Graduation Date

Fall 12-18-2020

Document Type


Degree Name

Doctor of Philosophy (PhD)



First Advisor

Jane Meza

Second Advisor

Yeongjin Gwon

Third Advisor

Fang Yu

Fourth Advisor

Kendra Schmid


Biomedical count data such as the number of seizures for epilepsy patients, number of new tumors at each visit or the number vomiting after each chemo-radiation for the cancer patients are common. Often these counts are measured longitudinally from patients or within clusters in multi-site trials. The Poisson and negative binomial models may not be adequate when data exhibit over or under-dispersion, respectively. On the contrary, a variety of dispersion conditions in count data can be captured by Conway-Maxwell Poisson (CMP) model.

This doctoral dissertation relegates to developing a statistical methodology to model longitudinal count data distributed as CMP via mixed effect modeling approach.

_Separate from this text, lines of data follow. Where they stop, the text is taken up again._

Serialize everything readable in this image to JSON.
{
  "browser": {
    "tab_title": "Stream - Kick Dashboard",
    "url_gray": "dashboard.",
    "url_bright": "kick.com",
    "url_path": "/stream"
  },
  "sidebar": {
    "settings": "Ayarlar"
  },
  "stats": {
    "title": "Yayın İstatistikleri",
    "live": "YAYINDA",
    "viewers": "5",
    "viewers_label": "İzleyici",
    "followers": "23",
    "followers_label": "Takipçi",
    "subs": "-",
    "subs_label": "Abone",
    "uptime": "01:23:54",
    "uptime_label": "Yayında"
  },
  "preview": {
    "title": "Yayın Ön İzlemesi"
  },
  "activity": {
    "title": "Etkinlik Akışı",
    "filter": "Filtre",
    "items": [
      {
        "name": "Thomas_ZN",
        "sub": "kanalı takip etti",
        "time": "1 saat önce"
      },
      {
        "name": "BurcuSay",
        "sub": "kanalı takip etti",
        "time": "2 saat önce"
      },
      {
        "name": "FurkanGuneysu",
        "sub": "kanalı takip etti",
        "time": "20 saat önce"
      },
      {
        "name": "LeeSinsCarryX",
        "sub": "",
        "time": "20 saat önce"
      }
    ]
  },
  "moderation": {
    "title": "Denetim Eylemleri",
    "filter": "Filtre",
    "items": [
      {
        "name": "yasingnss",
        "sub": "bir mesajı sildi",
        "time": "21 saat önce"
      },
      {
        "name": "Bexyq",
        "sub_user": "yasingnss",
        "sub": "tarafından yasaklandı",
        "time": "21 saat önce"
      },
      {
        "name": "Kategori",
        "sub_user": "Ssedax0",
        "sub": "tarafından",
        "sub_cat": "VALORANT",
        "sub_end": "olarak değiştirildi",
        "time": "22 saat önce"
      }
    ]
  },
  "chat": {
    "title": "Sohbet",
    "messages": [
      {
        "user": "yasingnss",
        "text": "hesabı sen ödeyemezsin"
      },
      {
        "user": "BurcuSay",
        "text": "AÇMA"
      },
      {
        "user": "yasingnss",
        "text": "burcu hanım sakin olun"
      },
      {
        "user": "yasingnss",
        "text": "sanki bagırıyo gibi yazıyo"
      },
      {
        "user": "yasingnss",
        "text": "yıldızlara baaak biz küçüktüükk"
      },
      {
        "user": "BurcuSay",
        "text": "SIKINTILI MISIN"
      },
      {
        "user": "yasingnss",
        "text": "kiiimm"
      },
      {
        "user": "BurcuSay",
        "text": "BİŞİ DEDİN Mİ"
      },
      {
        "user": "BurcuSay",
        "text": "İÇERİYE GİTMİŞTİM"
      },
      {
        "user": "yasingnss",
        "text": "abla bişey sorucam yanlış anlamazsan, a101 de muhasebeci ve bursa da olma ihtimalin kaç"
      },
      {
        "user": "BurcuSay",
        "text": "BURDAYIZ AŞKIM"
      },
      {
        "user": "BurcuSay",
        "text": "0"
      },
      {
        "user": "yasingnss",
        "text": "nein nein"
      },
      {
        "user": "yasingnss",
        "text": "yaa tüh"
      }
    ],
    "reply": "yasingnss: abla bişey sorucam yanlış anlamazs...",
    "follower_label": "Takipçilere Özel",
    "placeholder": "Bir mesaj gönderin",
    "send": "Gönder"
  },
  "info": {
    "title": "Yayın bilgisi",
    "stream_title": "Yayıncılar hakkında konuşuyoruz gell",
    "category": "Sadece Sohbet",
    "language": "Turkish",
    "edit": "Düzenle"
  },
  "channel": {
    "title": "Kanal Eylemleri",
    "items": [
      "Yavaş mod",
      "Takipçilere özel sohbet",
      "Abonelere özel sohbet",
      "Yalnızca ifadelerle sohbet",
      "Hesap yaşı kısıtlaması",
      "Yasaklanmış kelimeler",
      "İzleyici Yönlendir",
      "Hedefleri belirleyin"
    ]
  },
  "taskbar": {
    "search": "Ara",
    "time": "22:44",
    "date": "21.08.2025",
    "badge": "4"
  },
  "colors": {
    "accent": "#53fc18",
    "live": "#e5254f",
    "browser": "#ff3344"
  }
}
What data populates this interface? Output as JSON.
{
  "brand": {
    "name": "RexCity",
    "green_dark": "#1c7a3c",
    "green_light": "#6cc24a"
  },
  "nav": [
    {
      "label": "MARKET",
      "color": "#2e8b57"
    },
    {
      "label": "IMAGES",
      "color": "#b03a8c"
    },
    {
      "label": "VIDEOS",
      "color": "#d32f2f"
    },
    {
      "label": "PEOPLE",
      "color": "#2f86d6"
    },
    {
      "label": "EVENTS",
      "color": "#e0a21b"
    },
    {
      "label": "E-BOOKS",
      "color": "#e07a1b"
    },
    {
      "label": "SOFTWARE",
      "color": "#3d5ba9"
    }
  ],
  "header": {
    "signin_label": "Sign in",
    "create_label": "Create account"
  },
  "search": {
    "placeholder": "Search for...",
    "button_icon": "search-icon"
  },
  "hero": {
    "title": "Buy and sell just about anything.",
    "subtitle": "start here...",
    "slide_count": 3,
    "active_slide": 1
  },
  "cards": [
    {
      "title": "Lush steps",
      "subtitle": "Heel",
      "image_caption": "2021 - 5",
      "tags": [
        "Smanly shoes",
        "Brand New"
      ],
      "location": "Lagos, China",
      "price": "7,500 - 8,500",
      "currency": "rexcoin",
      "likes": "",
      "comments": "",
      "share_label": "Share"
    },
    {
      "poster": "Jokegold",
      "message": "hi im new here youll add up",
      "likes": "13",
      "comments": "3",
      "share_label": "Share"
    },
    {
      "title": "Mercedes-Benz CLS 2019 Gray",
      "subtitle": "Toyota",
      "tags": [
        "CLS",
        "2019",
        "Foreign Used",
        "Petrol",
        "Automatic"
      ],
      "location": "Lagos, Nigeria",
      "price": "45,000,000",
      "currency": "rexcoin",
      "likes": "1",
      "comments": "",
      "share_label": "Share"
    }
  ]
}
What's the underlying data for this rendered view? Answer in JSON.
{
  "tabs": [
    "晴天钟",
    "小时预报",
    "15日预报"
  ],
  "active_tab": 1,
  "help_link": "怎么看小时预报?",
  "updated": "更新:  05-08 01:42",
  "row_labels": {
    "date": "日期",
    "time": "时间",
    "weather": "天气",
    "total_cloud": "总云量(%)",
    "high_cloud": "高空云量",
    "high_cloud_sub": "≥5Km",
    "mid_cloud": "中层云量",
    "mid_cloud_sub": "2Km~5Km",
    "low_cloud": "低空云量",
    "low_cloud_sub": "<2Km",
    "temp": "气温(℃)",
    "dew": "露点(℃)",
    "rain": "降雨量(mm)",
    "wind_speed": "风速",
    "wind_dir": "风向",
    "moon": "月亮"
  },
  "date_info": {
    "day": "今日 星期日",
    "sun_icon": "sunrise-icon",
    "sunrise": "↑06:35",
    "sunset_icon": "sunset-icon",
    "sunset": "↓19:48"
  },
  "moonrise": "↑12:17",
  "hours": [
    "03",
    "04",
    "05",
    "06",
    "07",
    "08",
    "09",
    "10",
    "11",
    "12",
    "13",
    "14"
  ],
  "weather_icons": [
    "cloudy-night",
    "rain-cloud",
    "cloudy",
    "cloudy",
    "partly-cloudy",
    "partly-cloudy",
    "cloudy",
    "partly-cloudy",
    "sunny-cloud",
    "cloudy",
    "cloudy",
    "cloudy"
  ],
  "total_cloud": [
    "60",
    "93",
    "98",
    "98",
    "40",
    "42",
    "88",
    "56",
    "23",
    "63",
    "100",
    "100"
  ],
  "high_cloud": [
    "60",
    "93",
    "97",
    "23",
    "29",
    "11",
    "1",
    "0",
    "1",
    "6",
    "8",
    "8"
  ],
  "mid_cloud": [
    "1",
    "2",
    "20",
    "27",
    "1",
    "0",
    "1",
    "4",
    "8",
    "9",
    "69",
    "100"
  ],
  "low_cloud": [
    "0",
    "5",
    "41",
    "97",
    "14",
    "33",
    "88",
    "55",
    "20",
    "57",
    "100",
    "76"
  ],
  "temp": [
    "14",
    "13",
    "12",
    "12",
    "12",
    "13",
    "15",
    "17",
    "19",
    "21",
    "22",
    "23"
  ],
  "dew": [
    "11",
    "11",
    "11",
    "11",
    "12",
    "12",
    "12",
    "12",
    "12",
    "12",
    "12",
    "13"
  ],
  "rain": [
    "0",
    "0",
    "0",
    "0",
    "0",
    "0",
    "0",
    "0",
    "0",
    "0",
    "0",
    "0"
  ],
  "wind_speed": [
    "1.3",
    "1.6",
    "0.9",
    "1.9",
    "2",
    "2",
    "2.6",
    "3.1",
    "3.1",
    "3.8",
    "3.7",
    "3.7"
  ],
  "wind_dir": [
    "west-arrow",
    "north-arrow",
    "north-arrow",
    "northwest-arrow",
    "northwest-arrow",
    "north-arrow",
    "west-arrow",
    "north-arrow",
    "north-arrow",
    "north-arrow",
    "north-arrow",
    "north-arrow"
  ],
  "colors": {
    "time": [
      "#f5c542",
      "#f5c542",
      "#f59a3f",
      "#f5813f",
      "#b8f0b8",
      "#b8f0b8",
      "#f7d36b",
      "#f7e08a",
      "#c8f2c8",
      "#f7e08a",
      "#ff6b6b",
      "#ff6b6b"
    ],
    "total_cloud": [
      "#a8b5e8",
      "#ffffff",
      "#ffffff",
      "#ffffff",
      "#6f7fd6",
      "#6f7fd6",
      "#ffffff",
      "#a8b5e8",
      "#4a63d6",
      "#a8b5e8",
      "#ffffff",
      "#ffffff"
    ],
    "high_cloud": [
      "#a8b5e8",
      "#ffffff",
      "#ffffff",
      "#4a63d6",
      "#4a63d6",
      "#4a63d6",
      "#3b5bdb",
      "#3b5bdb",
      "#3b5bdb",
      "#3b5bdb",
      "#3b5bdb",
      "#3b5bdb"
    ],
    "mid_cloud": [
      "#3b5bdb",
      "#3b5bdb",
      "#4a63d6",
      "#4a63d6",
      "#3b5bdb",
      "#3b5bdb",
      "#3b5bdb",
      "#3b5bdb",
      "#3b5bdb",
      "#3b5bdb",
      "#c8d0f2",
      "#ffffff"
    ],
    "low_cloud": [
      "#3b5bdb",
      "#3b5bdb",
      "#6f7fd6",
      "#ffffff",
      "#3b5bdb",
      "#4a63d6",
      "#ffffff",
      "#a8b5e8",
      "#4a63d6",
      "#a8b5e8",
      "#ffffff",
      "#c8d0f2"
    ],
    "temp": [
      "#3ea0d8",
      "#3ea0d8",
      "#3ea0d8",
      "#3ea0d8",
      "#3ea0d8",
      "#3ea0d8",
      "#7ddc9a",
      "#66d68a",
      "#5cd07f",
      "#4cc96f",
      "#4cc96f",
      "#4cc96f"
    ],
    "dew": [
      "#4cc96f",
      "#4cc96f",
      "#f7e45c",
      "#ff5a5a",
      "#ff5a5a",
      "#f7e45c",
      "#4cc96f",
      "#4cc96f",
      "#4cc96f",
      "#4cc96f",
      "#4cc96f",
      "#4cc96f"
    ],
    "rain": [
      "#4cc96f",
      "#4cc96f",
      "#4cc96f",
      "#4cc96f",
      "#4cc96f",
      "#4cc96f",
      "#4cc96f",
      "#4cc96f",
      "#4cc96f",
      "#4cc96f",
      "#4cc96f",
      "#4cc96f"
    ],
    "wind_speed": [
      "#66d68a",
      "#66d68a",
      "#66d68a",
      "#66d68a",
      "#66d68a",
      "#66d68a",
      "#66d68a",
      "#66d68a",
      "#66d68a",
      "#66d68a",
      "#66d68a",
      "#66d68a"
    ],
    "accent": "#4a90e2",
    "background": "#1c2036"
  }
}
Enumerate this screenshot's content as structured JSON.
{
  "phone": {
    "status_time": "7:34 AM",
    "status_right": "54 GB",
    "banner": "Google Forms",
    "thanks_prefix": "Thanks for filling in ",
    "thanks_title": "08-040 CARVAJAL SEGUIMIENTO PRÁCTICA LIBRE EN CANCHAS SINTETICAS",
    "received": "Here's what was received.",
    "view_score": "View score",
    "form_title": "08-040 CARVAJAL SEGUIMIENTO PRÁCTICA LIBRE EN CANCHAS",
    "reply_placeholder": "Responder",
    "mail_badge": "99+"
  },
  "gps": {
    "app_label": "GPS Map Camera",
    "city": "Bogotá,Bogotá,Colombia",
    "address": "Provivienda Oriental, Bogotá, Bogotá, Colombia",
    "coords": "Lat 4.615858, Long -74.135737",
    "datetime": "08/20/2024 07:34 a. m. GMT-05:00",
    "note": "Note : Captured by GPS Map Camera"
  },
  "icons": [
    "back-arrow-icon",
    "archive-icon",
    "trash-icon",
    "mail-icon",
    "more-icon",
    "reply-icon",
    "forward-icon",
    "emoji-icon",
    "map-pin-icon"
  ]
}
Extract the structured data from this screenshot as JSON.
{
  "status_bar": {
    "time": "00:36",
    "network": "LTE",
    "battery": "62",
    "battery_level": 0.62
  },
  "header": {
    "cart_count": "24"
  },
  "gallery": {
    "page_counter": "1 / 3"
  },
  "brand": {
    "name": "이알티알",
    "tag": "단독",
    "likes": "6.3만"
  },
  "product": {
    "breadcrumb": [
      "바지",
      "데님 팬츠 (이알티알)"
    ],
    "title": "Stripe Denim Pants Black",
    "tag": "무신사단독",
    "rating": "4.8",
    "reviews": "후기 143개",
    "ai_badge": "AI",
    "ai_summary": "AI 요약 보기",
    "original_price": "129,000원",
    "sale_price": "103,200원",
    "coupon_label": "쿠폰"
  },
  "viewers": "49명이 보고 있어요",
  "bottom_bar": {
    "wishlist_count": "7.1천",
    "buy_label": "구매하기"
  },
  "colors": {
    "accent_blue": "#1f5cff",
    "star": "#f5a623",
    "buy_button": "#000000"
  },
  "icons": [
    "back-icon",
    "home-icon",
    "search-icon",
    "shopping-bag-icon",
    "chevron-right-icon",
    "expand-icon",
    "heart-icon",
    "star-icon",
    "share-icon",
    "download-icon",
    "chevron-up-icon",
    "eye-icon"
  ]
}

We propose a Bayesian CMP regression model. Specifically, we develop a regression model with random intercept and slope to capture heterogeneity among subjects and dependence over time. In addition, a Bayesian generalized additive mixed effect model based on CMP is proposed by assuming a non-linear shape of the functional relationship between mean of longitudinal response and covariates. Case studies demonstrating the usefulness of the proposed methodology by using real life clinical trial data are also presented. We apply an adaptive variant of Hamiltonian MCMC to carry out Bayesian computation. The Deviance Information Criterion (DIC), along with other Bayesian model assessment criteria such as (LPML), (WAIC), (LOO) are used for model comparisons.

Both in simulation studies and real data analysis, we conclude that in terms of model fitting, CMP models outperform the competing models when data exhibit dispersion.

Included in

Biostatistics Commons